The Book of Demons is a compilation of short stories by a group of researchers from Middlesex University, working with prize-winning creative writers from the UK, the USA and Canada, including Barrie’s own J. McDonald.
Together, they have produced this exciting new book that explores the history of demonology, and what it is to be part of marginalized groups in today’s world.
“Why is it that, in recent years, there has been a dramatic surge in the number of exorcisms being performed by the Catholic Church throughout the world, including in the U.S.? Could it be that there are actually demons among us?”
Dr. Adam Dalton-West provides us with answers in a gripping introduction.
Learn how the practice of exorcism is only increasing in the U.S. and UK today, find out the truth behind Queen Elizabeth the First’s notorious court magician John Dee, consider the arcane rituals of the occultist Aleister Crowley, discover what inspired King James the First to author his treatise Daemonologie and shake your head as you learn about the horrific witch-hunts which were conducted in the King’s name.
With contributions from Gollancz author A.J. Dalton, prize-winner Nadine West, established writers Elyn Joy, Michael Conroy, Isabella Hunter, Gabriel Wisdom and introducing J. McDonald and others, this collection explores the history of demonology, as well as contemporary examples of demonic possession, examines how particular groups in society are persecuted, and shows how society and relationships might still be magically transformed.

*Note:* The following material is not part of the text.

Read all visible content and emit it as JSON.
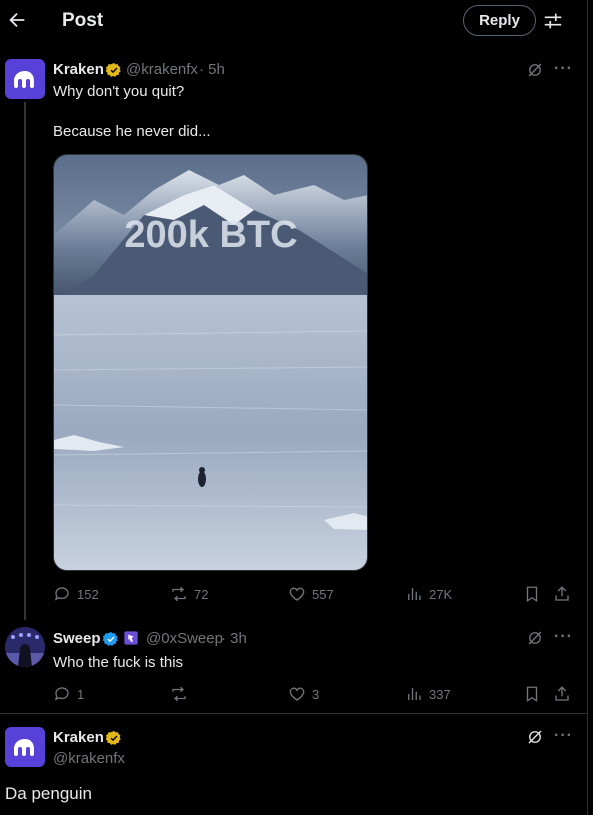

We are thrilled to launch our brand new online creative writing community for MDX students, MDX staff, alumni, schools and industry professionals. It offers free learning resources, free learning events and a newsletter. Sign up today! http://www.creativewritinghq.com/
On 23rd of June 2021, we gathered online to celebrate the research carried out by Middlesex University researchers. 2021 marked the 10th year of the Research Students’ Summer Conference, with 120 presenters from research students and early career researchers from Middlesex overseas campuses, our Partner Institutions and our London campus.
More than 300 attendees and presenters registered for RSSC2021, from 29 countries. 32 prizes were presented by Dr Onatade to the best presentations and posters and the details of winners can be found here.
One of the prize winners for outstanding oral presentation was first year MPhil/PhD in English student Thanh Nguyen for her presentation on the ‘Effects of Metacognitive Reading Strategy Instruction on L2 Reading Comprehension and Motivation: A Meta-Analysis and An Empirical Investigation’. Congratulations also to second year MPhil/PhD in English student Thitinart Khamyod for her presentation: ‘From Verbal to Online Interactions: Requests in One-to-one Facebook Chats in Thai Educational Settings’ and to finalist PhD student Ramona Pistol for her presentation ‘Aesthetic experience in metaphorical comprehension’. Congratulations to all presenters and winners!
25 poster presentations and approximately 90 oral presentations were delivered, across three time slots of 8 parallel sessions each. It was a remarkable demonstration of the diversity of disciplines and the multidisciplinarity or research projects carried out in MDX Research Community: sports science, psychology and psychotherapy, English, performing arts, natural sciences, computer science, business and management, law and criminology, covid-19 related studies, organisational theology and theological studies, design, engineering and mathematics and so much more that can be viewed in the RSSC2021 Programme and Book of Abstracts.
Our Vice-Chancellor Prof Nic Beech delivered the opening keynote speech, setting out the position of research in the University’s strategy and in the years ahead. MDX professional doctorate alumna Dr Raliat Onatade, Group Chief Pharmacist and Clinical Director for Medicines Optimisation at NHS Barts trust – who played a central role in setting up pharmacy services at the NHS Nightingale – gave the closing address. Raliat was introduced by Prof Hemda Garelick and another engaging conversation followed her inspiring and thought-provoking speech. She talked about her journey as a researcher: making the transition from being a medical professional to a doctoral student, her approach to translating academic research into effective practice, and giving advice to early career researchers from her experience.